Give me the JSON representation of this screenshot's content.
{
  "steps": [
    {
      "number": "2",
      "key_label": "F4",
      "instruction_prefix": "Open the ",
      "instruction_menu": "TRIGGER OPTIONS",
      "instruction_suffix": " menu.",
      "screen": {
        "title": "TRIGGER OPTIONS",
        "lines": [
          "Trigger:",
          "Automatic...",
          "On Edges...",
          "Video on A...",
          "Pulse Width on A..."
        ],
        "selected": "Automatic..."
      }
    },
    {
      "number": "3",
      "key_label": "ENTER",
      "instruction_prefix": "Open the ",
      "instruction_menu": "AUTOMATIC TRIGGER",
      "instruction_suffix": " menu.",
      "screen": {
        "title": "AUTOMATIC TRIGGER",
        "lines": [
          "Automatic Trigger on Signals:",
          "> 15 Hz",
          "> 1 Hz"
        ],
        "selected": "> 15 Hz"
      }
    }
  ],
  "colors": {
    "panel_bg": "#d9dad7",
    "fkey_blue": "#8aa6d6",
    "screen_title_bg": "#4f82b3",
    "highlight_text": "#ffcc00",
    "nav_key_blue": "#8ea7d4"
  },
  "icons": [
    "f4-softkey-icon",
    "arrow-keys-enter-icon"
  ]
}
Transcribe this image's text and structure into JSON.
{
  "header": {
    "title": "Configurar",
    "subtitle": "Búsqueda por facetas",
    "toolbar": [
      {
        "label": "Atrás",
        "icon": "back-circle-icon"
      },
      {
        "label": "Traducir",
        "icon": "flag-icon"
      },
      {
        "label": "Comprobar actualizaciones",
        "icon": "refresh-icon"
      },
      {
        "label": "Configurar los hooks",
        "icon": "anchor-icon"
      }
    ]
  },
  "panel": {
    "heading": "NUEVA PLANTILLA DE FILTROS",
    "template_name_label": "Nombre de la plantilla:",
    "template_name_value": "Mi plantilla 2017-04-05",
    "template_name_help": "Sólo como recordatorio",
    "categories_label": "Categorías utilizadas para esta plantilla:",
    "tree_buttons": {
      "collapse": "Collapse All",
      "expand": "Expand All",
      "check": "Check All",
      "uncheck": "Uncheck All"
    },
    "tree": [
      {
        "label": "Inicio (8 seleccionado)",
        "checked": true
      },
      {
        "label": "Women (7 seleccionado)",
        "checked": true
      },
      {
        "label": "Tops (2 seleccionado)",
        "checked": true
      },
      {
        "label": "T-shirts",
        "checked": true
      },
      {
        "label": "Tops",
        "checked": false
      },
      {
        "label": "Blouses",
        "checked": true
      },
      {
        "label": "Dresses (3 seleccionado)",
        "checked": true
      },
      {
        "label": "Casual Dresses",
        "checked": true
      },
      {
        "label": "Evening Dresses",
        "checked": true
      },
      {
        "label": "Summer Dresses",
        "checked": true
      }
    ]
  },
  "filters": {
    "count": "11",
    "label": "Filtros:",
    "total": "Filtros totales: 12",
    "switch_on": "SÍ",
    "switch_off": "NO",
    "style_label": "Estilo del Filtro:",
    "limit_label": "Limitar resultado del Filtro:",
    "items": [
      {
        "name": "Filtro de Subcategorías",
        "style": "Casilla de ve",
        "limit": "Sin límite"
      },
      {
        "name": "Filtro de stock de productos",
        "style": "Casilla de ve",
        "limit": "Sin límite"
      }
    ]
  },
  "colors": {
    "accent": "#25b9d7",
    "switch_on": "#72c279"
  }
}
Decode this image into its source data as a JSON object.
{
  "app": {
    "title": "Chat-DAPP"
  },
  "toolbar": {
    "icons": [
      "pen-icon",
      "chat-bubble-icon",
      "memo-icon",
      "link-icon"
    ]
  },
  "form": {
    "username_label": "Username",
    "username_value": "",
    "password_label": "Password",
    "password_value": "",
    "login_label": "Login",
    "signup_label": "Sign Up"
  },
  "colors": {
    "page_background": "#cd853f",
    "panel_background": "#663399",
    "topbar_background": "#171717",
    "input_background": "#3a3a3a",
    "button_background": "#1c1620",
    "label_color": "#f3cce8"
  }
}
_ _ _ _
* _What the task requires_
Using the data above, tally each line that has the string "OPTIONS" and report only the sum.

* _Result below_
2